<div class="quote"><div class="quote_t">Quoting: <b>Stan_Bowman</b></div><div>It seemed, at the start of the season at least, everyone was okay with him going down to Rockford and working with Anders Sorensen to find his game. So I’m not exactly sure where you get the notion that he was expected to be an immediate producer coming out of training camp. In fact I recall nothing except negativity surrounding his chances of making then NHL with many people citing his point production in the AHL (He never had a chance to get going for long before getting hurt) Sure, many people, myself included hoped that he would be ready for a top 6 role in the NHL. However the fact of the matter is that he isn’t ready for that opportunity and in a rare display of mismanagement (more like desperation) the Blackhawks gave Nylander, who had a good camp but not top line forward like camp, a role he neither deserved or was ready for. The Blackhawks needed a LW spot on the top line, and tried to force Nylander a first year NHL player (people forget that) to be a top line guy.

I haven't heard anything about Nylander trashing Buffalo, but if he did that hardly matters anyways.

I don’t see why people think it’s a good idea to move on from Nylander either, even if you get. *checks notes* Ryan Strome you are hemorrhaging value from the Joki for Nylander trade.
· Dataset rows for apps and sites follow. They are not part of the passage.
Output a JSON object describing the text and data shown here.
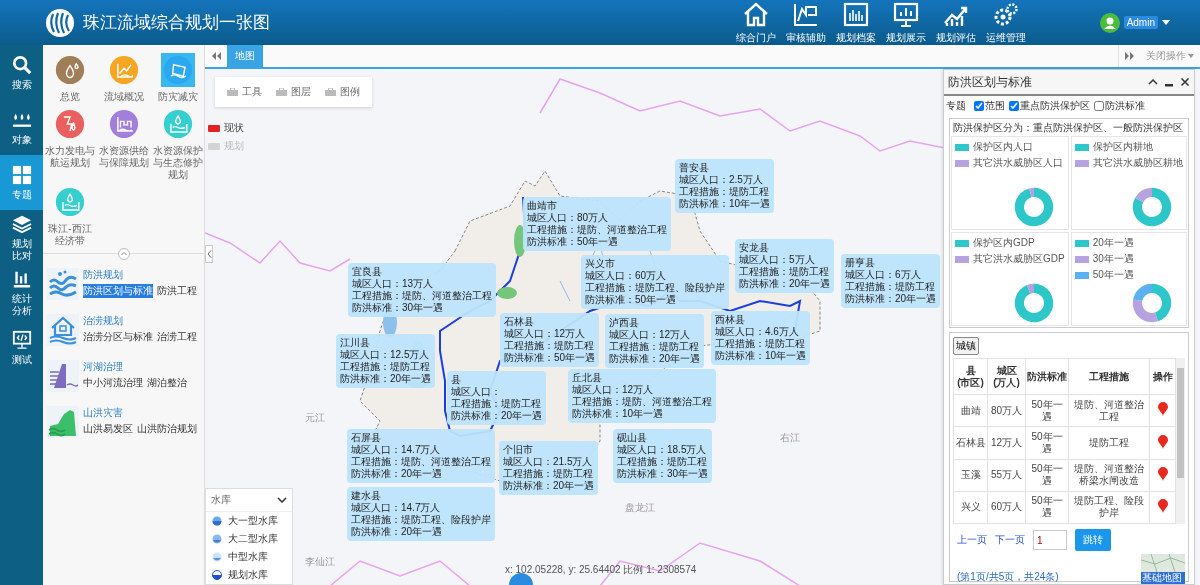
{
  "header": {
    "title": "珠江流域综合规划一张图",
    "nav": [
      {
        "label": "综合门户",
        "kind": "home"
      },
      {
        "label": "审核辅助",
        "kind": "review"
      },
      {
        "label": "规划档案",
        "kind": "archive"
      },
      {
        "label": "规划展示",
        "kind": "display"
      },
      {
        "label": "规划评估",
        "kind": "evaluate"
      },
      {
        "label": "运维管理",
        "kind": "ops"
      }
    ],
    "user": "Admin"
  },
  "sidebar": {
    "items": [
      {
        "label": "搜索",
        "kind": "search",
        "selected": false
      },
      {
        "label": "对象",
        "kind": "objects",
        "selected": false
      },
      {
        "label": "专题",
        "kind": "topics",
        "selected": true
      },
      {
        "label": "规划比对",
        "kind": "compare",
        "selected": false
      },
      {
        "label": "统计分析",
        "kind": "stats",
        "selected": false
      },
      {
        "label": "测试",
        "kind": "test",
        "selected": false
      }
    ]
  },
  "modules": [
    {
      "label": "总览",
      "kind": "drops",
      "color": "#a07e58",
      "selected": false
    },
    {
      "label": "流域概况",
      "kind": "chart",
      "color": "#f6a623",
      "selected": false
    },
    {
      "label": "防灾减灾",
      "kind": "building",
      "color": "#2aa8f0",
      "selected": true
    },
    {
      "label": "水力发电与航运规划",
      "kind": "dam",
      "color": "#e9605e",
      "selected": false
    },
    {
      "label": "水资源供给与保障规划",
      "kind": "factory",
      "color": "#a37fdc",
      "selected": false
    },
    {
      "label": "水资源保护与生态修护规划",
      "kind": "pool",
      "color": "#35cfcf",
      "selected": false
    },
    {
      "label": "珠江-西江经济带",
      "kind": "pool",
      "color": "#35cfcf",
      "selected": false
    }
  ],
  "topics": [
    {
      "title": "防洪规划",
      "kind": "flood",
      "links": [
        {
          "label": "防洪区划与标准",
          "selected": true
        },
        {
          "label": "防洪工程",
          "selected": false
        }
      ]
    },
    {
      "title": "治涝规划",
      "kind": "house",
      "links": [
        {
          "label": "治涝分区与标准",
          "selected": false
        },
        {
          "label": "治涝工程",
          "selected": false
        }
      ]
    },
    {
      "title": "河湖治理",
      "kind": "dam",
      "links": [
        {
          "label": "中小河流治理",
          "selected": false
        },
        {
          "label": "湖泊整治",
          "selected": false
        }
      ]
    },
    {
      "title": "山洪灾害",
      "kind": "mountain",
      "links": [
        {
          "label": "山洪易发区",
          "selected": false
        },
        {
          "label": "山洪防治规划",
          "selected": false
        }
      ]
    }
  ],
  "tabs": [
    {
      "label": "地图",
      "selected": true
    }
  ],
  "close_menu": "关闭操作",
  "map": {
    "toolbar": [
      "工具",
      "图层",
      "图例"
    ],
    "status_legend": [
      {
        "label": "现状",
        "color": "#e02424",
        "disabled": false
      },
      {
        "label": "规划",
        "color": "#d4d4d4",
        "disabled": true
      }
    ],
    "place_labels": [
      "元江",
      "右江",
      "盘龙江",
      "李仙江"
    ],
    "callouts": [
      {
        "name": "普安县",
        "population": "城区人口：2.5万人",
        "works": "工程措施：堤防工程",
        "standard": "防洪标准：10年一遇"
      },
      {
        "name": "曲靖市",
        "population": "城区人口：80万人",
        "works": "工程措施：堤防、河道整治工程",
        "standard": "防洪标准：50年一遇"
      },
      {
        "name": "兴义市",
        "population": "城区人口：60万人",
        "works": "工程措施：堤防工程、险段护岸",
        "standard": "防洪标准：50年一遇"
      },
      {
        "name": "安龙县",
        "population": "城区人口：5万人",
        "works": "工程措施：堤防工程",
        "standard": "防洪标准：20年一遇"
      },
      {
        "name": "册亨县",
        "population": "城区人口：6万人",
        "works": "工程措施：堤防工程",
        "standard": "防洪标准：20年一遇"
      },
      {
        "name": "宜良县",
        "population": "城区人口：13万人",
        "works": "工程措施：堤防、河道整治工程",
        "standard": "防洪标准：30年一遇"
      },
      {
        "name": "石林县",
        "population": "城区人口：12万人",
        "works": "工程措施：堤防工程",
        "standard": "防洪标准：50年一遇"
      },
      {
        "name": "泸西县",
        "population": "城区人口：12万人",
        "works": "工程措施：堤防工程",
        "standard": "防洪标准：20年一遇"
      },
      {
        "name": "西林县",
        "population": "城区人口：4.6万人",
        "works": "工程措施：堤防工程",
        "standard": "防洪标准：10年一遇"
      },
      {
        "name": "江川县",
        "population": "城区人口：12.5万人",
        "works": "工程措施：堤防工程",
        "standard": "防洪标准：20年一遇"
      },
      {
        "name": "县",
        "population": "城区人口：",
        "works": "工程措施：堤防工程",
        "standard": "防洪标准：20年一遇"
      },
      {
        "name": "丘北县",
        "population": "城区人口：12万人",
        "works": "工程措施：堤防、河道整治工程",
        "standard": "防洪标准：10年一遇"
      },
      {
        "name": "石屏县",
        "population": "城区人口：14.7万人",
        "works": "工程措施：堤防、河道整治工程",
        "standard": "防洪标准：20年一遇"
      },
      {
        "name": "砚山县",
        "population": "城区人口：18.5万人",
        "works": "工程措施：堤防工程",
        "standard": "防洪标准：30年一遇"
      },
      {
        "name": "个旧市",
        "population": "城区人口：21.5万人",
        "works": "工程措施：堤防工程",
        "standard": "防洪标准：20年一遇"
      },
      {
        "name": "建水县",
        "population": "城区人口：14.7万人",
        "works": "工程措施：堤防工程、险段护岸",
        "standard": "防洪标准：20年一遇"
      }
    ],
    "reservoir_legend": {
      "title": "水库",
      "items": [
        {
          "label": "大一型水库",
          "kind": "large1"
        },
        {
          "label": "大二型水库",
          "kind": "large2"
        },
        {
          "label": "中型水库",
          "kind": "medium"
        },
        {
          "label": "规划水库",
          "kind": "planned"
        }
      ]
    },
    "coordinates": "x: 102.05228, y: 25.64402 比例 1: 2308574"
  },
  "panel": {
    "title": "防洪区划与标准",
    "filter_label": "专题",
    "filters": [
      {
        "label": "范围",
        "checked": true
      },
      {
        "label": "重点防洪保护区",
        "checked": true
      },
      {
        "label": "防洪标准",
        "checked": false
      }
    ],
    "note": "防洪保护区分为：重点防洪保护区、一般防洪保护区",
    "charts": [
      {
        "legend": [
          {
            "label": "保护区内人口",
            "color": "#2ec7c9"
          },
          {
            "label": "其它洪水威胁区人口",
            "color": "#b6a2de"
          }
        ]
      },
      {
        "legend": [
          {
            "label": "保护区内耕地",
            "color": "#2ec7c9"
          },
          {
            "label": "其它洪水威胁区耕地",
            "color": "#b6a2de"
          }
        ]
      },
      {
        "legend": [
          {
            "label": "保护区内GDP",
            "color": "#2ec7c9"
          },
          {
            "label": "其它洪水威胁区GDP",
            "color": "#b6a2de"
          }
        ]
      },
      {
        "legend": [
          {
            "label": "20年一遇",
            "color": "#2ec7c9"
          },
          {
            "label": "30年一遇",
            "color": "#b6a2de"
          },
          {
            "label": "50年一遇",
            "color": "#5ab1ef"
          }
        ]
      }
    ],
    "table": {
      "tab": "城镇",
      "columns": [
        "县(市区)",
        "城区(万人)",
        "防洪标准",
        "工程措施",
        "操作"
      ],
      "rows": [
        [
          "曲靖",
          "80万人",
          "50年一遇",
          "堤防、河道整治工程"
        ],
        [
          "石林县",
          "12万人",
          "50年一遇",
          "堤防工程"
        ],
        [
          "玉溪",
          "55万人",
          "50年一遇",
          "堤防、河道整治桥梁水闸改造"
        ],
        [
          "兴义",
          "60万人",
          "50年一遇",
          "堤防工程、险段护岸"
        ]
      ]
    },
    "pager": {
      "prev": "上一页",
      "next": "下一页",
      "page": "1",
      "go": "跳转",
      "info": "(第1页/共5页，共24条)"
    },
    "basemap": "基础地图"
  }
}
There’s a saying that when you buy a new car, as soon as you drive it off the lot it loses half it’s value. Sometimes when you drive a new car there are some kinks in it, and things you have to get used to or adjust for your liking. Now let’s say that in this analogy you panic and think there is something wrong with the car you have two options, sell it to the dealer for half value, or ride it out and hope it works itself out.

Now for obvious reasons you wouldn’t want to sell the car you just bought, especially when you realize you are losing a hefty amount of money in your investment.
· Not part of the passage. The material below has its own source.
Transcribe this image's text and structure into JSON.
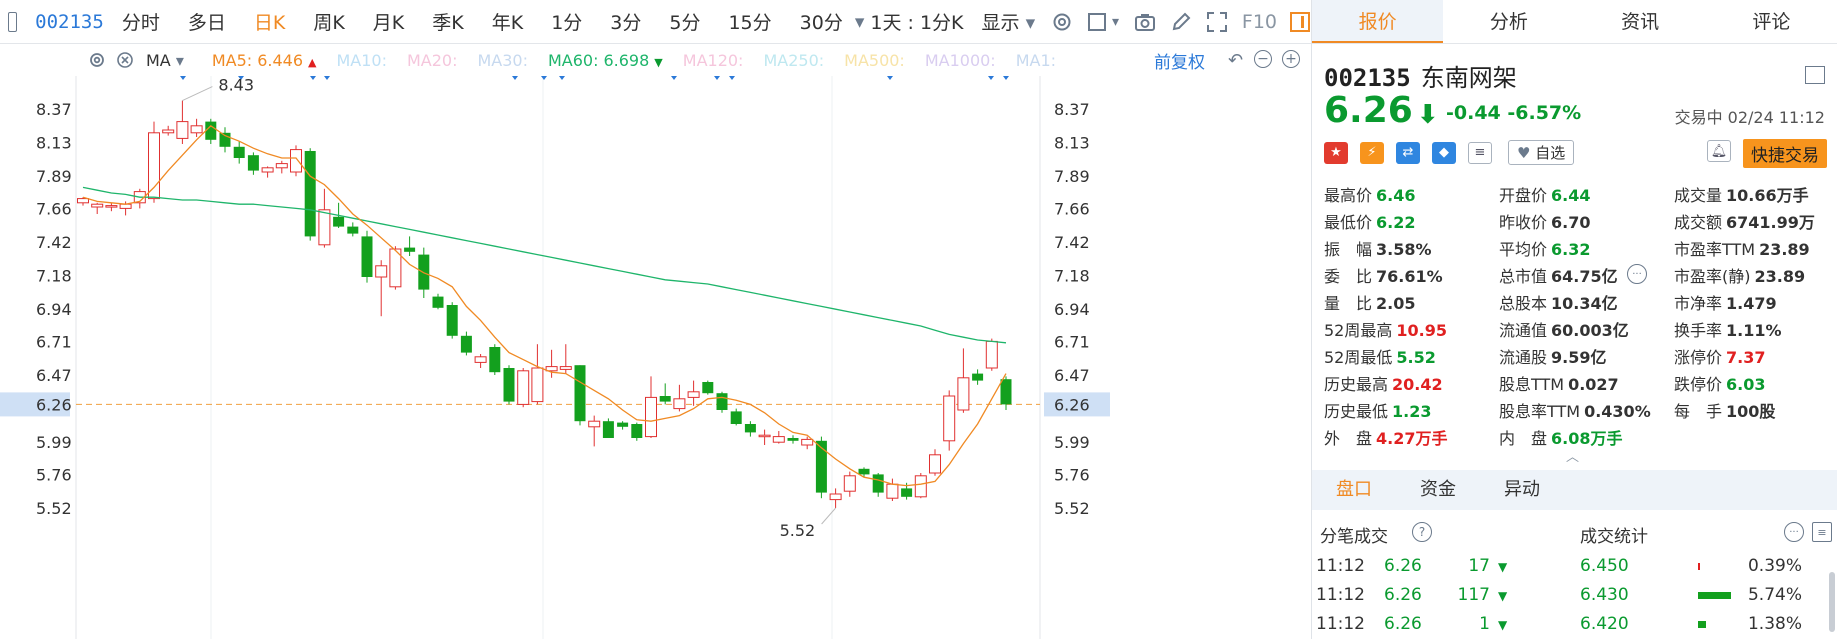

Instead of trading in your car for half value, and paying even more money to get a new car, it’s seems only logical to keep the car you just bought, even if it has a few minor issues. You can fix these issues, and get the car running like you want it too if you take the proper steps and precautions.

Obviously in this analogy Nylander is the Car, and yea we're still taking about hockey here.

It just makes no sense to move on from Nylander when he is so young and you don’t know what you are getting back in Ryan Strome, who is vastly benefiting from Panarin…

Plus having to add a significant piece like a 2nd round pick for someone who Is having a career year? Count me out.

For the record, I think it’s fine for Nylander to use this year to learn, it only seems natural considering his situation. Bailing on him does nothing for us this year, and I do believe he is one of the Blackhawks best 12 forwards this season.</div></div>

Sorry, but I don't think that analogy is fully applicable. Nylander isn't some 'new car' we just drafted, he's a slightly used car we just drove off the CarMax lot thinking we can fix the problem with the engine, and then realized that it's missing a part that isn't made anymore. The analogy is getting more ridiculous, but what I'm trying to say is that we knew what Nylander's shortcomings were coming into this year, we thought we could fix whatever wasn't working for him, and clearly things just haven't worked out. Maybe we need to give it another year, sure, but I just do not believe that he will improve. He may be only 21, but this is his 4th season playing at least 1 game in the NHL. We would lose value from the Jokiharju trade by trading him now, yes, but, based on my belief about his skill and his future in the league, we will lose even more value the longer we wait to trade him.
Forum: Armchair-GMFri at 11:41 pm
Forum: Armchair-GMWed at 6:32 pm